"My father, I spoke for thy soldiers," replied Kanana, quickly. "Before they reach the sands of Bashra they will be with the five who started with this letter. Dost thou believe that Kanana spoke in fear or cowardice? If so, give him the letters, and with thy blessing and the help of Allah, he will deliver them to thy Kahled, though every river run with fire, and the half of Arabia stand to prevent him!"
"Beardless youth!" cried the caliph. "I am too old for mockery."
"My father, without a beard I brought that letter here, and He who guarded me will guard me still."
"Wouldst thou dare to go without an escort?"
"I would rather have a sword I could not lift than have an escort," replied Kanana.
"By the beard of the Prophet, my son, there is both foolishness and wisdom in thy words. Thou shall take the messages by one route, and by another I will send the soldiers with copies. It may be that Allah guides thy tongue. When wilt thou start?"
"Now," replied Kanana.
"That was well spoken," said the caliph. "What camels and servants shall be provided?"
"My father," said Kanana, "as I came a little way with the caravan which arrived to-day, I noted the white camel that took the lead. I never saw so great power of speed and endurance in a camel of the plain. The man who led him knew him well and was easily obeyed. I would have the two, none other, and the swiftest dromedary in Mecca, with grain for fourteen days."
The caliph shook his head: "It will be twenty days and more."
"My father, the burden must be light that the sand lie loose beneath their feet, and small, that it tempt no envious eye." Then, in the direct simplicity resulting from his lonely life, Kanana added, "If it is a three weeks' journey for others, in: fourteen days thy messages shall be delivered."
The caliph summoned an officer, saying, "Go to the caravan at the Moabede Gate. Say that Omar requires the white camel and the man who leads it; none other. Bid Ebno'l Hassan prepare my black dromedary and food for the two for fourteen days. Have everything at the gate, ready to start, in half an hour." Then to a slave, he added, "Give to the son of the Terror of the Desert the best that the house affords to eat and drink."
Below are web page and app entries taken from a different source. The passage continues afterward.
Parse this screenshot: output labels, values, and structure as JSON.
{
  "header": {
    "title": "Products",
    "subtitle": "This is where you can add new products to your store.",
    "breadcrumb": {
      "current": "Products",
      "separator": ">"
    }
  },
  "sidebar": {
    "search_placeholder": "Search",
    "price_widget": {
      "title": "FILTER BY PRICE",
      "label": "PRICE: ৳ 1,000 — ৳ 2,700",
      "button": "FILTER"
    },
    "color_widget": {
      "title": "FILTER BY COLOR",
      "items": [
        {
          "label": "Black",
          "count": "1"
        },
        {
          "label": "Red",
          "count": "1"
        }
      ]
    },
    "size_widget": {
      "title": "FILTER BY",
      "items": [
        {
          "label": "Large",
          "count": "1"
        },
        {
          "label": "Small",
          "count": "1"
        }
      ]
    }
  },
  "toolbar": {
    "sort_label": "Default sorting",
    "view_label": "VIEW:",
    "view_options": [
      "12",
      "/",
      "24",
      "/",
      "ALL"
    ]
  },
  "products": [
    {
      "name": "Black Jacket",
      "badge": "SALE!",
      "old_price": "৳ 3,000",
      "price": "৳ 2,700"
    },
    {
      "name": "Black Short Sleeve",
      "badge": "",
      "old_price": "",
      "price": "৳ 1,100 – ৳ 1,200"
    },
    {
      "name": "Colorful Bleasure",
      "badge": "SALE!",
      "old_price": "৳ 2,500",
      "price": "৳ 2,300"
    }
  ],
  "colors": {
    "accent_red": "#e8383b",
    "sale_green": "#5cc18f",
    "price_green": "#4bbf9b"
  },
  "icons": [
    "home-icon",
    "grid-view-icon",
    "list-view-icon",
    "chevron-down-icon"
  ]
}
Without another word the caliph left the room to prepare the messages. The slave hurried to produce a sumptuous feast. The officer left the house to execute the orders of the man whose word was law.
Alone, Kanana sat down again upon the mat and buried his face in his hands, as though he were quietly preparing himself to sleep.
Only a whisper escaped his lips. The words were the same which he had angrily spoken under the shadow of Mount Hor, but the voice was very different: "This is my great reward for giving a cup of water to the thirsty. La Illaha il Allah!" The slave placed the food beside him, but he did not notice it. Not until the caliph entered again did he suddenly look up, exclaiming, "This shepherd's coat would not be fitting the dignity of the white camel. I must have an abbe to cover it, and a mantle to cover my face, that Mecca may not see a beardless youth going upon a mission for the great caliph."
They were quickly provided. The camel and its driver were at the gate, with the black dromedary. All was ready, and with the mantle drawn over his beardless face, and the abbe covering his sheepskin coat, Kanana knelt and received the blessing of the Caliph Omar.
As he rose from his knees, the caliph handed him, first the letters, which Kanana placed in his bosom, and next a bag of gold which Kanana held in his hand for an instant; then, scornfully, he threw it upon the mat, remarking, "My father, I have already received a richer reward than all the gold of Mecca."
The caliph only smiled: "Let each one dance according to the music which he hears. My son, I see the future opening before thee. This is not thy last mission. I read it in thy destiny that thou wilt succeed, and succeed again, until the name of Kanana be written among the greatest of those who have lifted the lance for Allah and Arabia. Go now, and God go with thee."